nodes are not equally spaced and tend to cluster toward the end points of
the interval.
3.2
Connection to Best Uniform Approxima
tion
Given a continuous function
f
in [
a, b
], its best uniform approximation
p
*
n
in
P
n
is characterized by an error,
e
n
=
f

p
*
n
, which equioscillates, as defined
in (2.40), at least
n
+ 2 times. Therefore
e
n
has a minimum of
n
+ 1 zeros
and consequently, there exists
x
0
, . . . , x
n
such that
p
*
n
(
x
0
) =
f
(
x
0
)
,
p
*
n
(
x
1
) =
f
(
x
1
)
,
.
.
.
p
*
n
(
x
n
) =
f
(
x
n
)
,
(3.15)
In other words,
p
*
n
is the polynomial of degree at most
n
that interpolates
the function
f
at
n
+ 1 zeros of
e
n
. Of course, we do not construct
p
*
n
by
finding these particular
n
+1 interpolation nodes.
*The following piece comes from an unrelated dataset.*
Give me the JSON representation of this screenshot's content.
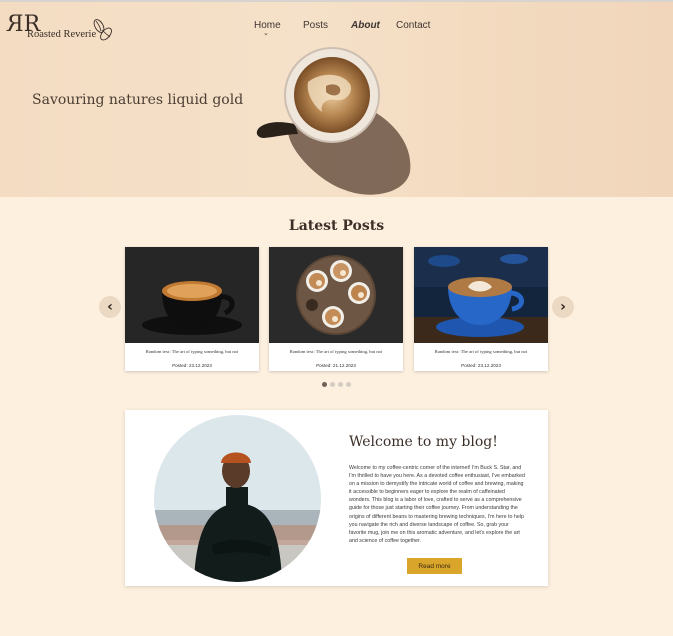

A more practical question
is: given (
x
0
, f
(
x
0
))
,
(
x
1
, f
(
x
1
))
, . . . ,
(
x
n
, f
(
x
n
)), where
x
0
, . . . , x
n
are distinct
interpolation nodes in [
a, b
], how close is
p
n
, the interpolating polynomial of
degree at most
n
of
f
at the given nodes, to the best uniform approximation
p
*
n
of
f
in
P
n
?
To obtain a bound for
k
p
n

p
*
n
k
∞
we note that
p
n

p
*
n
is a polynomial of
degree at most
n
which interpolates
f

p
*
n
. Therefore, we can use Lagrange
formula to represent it
p
n
(
x
)

p
*
n
(
x
) =
n
X
j
=0
l
j
(
x
)(
f
(
x
j
)

p
*
n
(
x
j
))
.
(3.16)
It then follows that
k
p
n

p
*
n
k
∞
≤
Λ
n
k
f

p
*
n
k
∞
,
(3.17)
42
CHAPTER 3.
INTERPOLATION
where
Λ
n
= max
a
≤
x
≤
b
n
X
j
=0

l
j
(
x
)

(3.18)
is called the
Lebesgue Constant
and depends only on the interpolation nodes,
not on
f
. On the other hand, we have that
k
f

p
n
k
∞
=
k
f

p
*
n

p
n
+
p
*
n
k
∞
≤ k
f

p
*
n
k
∞
+
k
p
n

p
*
n
k
∞
.
(3.19)
Using (3.17) we obtain
k
f

p
n
k
∞
≤
(1 + Λ
n
)
k
f

p
*
n
k
∞
.
(3.20)
This inequality connects the interpolation error
k
f

p
n
k
∞
with the best
approximation error
k
f

p
*
n
k
∞
. What happens to these errors as we increase
n
? To make it more concrete, suppose we have a triangular array of nodes
as follows:
x
(0)
0
x
(1)
0
x
(1)
1
x
(2)
0
x
(2)
1
x
(2)
2
.
.
.
x
(
n
)
0
x
(
n
)
1
. . .
x
(
n
)
n
.
.
.
(3.21)
where
a
≤
x
(
n
)
0
< x
(
n
)
1
<
· · ·
< x
(
n
)
n
≤
b
for
n
= 0
,
1
, . . .
.
Let
p
n
be the
interpolating polynomial of degree at most
n
of
f
at the nodes corresponding
to the
n
+ 1 row of (3.21).
By the Weierstrass Approximation Theorem (
p
*
n
is a better approxima
tion or at least as good as that provided by the Bernstein polynomial),
k
f

p
*
n
k
∞
→
0
as
n
→ ∞
.
(3.22)
However, it can be proved that
Λ
n
>
2
π
2
log
n

1
(3.23)
3.3.
BARYCENTRIC FORMULA
43
and hence the Lebesgue constant is not bounded in
n
. Therefore, we cannot
conclude from (3.20) and (3.22) that
k
f

p
n
k
∞
as
n
→ ∞
, i.e.
that the
interpolating polynomial, as we add more and more nodes, converges uni
formly to
f
. That depends on the regularity of
f
and on the distribution of
the nodes. In fact, if we are given the triangular array of interpolation nodes
(3.21) in advance, it is possible to construct a continuous function
f
such
that
p
n
will not converge uniformly to
f
as
n
→ ∞
.
3.3
Barycentric Formula
The Lagrange form of the interpolating polynomial is not convenient for com
putations.
If we want to increase the degree of the polynomial we cannot
reuse the work done in getting and evaluating a lower degree one.
How
ever, we can obtain a very efficient formula by rewriting the interpolating
polynomial in the following way. Let